● Exercise data:
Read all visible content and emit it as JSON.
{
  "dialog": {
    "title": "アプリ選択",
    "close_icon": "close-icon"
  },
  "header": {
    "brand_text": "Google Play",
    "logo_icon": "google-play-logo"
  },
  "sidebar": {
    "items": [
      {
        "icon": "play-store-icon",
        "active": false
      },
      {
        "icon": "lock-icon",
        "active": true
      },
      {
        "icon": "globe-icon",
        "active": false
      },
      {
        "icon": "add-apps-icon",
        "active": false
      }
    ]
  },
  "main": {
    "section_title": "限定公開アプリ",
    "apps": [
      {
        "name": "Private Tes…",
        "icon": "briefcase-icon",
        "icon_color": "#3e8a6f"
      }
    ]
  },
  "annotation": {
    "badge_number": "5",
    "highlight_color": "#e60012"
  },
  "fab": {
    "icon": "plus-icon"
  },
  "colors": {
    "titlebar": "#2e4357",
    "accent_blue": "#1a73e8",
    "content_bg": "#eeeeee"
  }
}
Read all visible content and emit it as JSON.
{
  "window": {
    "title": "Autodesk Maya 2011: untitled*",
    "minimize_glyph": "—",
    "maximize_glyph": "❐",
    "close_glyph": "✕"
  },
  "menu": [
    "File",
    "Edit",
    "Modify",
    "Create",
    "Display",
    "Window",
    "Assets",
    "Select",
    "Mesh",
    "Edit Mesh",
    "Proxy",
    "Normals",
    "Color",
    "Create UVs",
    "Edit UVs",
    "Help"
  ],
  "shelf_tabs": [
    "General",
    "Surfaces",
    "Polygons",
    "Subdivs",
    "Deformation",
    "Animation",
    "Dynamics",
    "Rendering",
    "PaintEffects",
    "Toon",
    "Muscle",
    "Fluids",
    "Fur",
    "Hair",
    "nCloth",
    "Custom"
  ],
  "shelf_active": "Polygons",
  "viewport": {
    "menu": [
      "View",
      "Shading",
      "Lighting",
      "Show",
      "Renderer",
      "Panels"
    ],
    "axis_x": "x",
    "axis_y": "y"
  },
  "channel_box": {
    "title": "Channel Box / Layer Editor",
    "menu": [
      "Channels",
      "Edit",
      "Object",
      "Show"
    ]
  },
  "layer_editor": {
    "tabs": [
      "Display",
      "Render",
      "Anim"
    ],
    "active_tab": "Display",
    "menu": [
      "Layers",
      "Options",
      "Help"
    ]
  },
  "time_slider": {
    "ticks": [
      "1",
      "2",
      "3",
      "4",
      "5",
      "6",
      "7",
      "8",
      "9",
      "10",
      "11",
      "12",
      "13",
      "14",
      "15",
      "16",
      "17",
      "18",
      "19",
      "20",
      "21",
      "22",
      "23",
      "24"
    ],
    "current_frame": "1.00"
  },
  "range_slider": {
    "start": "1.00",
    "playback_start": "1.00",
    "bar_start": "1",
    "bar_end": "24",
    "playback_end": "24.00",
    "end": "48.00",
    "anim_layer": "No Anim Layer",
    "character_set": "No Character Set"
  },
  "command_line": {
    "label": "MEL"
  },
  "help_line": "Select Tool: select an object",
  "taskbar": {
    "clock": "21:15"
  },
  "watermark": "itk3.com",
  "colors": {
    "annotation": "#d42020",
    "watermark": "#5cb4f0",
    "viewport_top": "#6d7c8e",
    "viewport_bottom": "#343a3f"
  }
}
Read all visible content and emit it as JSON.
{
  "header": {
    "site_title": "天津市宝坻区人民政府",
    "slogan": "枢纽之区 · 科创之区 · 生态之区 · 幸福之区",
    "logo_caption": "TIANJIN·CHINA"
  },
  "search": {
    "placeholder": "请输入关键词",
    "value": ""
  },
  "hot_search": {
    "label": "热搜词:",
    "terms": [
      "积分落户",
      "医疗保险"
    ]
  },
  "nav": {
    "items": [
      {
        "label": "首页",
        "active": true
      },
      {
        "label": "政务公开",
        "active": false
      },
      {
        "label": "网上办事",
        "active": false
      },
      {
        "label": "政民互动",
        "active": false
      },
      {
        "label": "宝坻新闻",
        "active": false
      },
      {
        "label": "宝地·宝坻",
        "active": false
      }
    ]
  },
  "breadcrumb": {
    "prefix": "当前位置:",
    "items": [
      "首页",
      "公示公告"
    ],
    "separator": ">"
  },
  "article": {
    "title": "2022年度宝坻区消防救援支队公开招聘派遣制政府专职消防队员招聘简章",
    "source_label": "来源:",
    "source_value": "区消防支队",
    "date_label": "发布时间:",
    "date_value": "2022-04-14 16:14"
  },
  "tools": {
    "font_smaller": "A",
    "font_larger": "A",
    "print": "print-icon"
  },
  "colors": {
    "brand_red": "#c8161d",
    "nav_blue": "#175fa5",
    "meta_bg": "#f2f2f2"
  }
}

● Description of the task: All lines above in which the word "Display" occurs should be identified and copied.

● Your response:
    "Display",
      "Display",
    "active_tab": "Display",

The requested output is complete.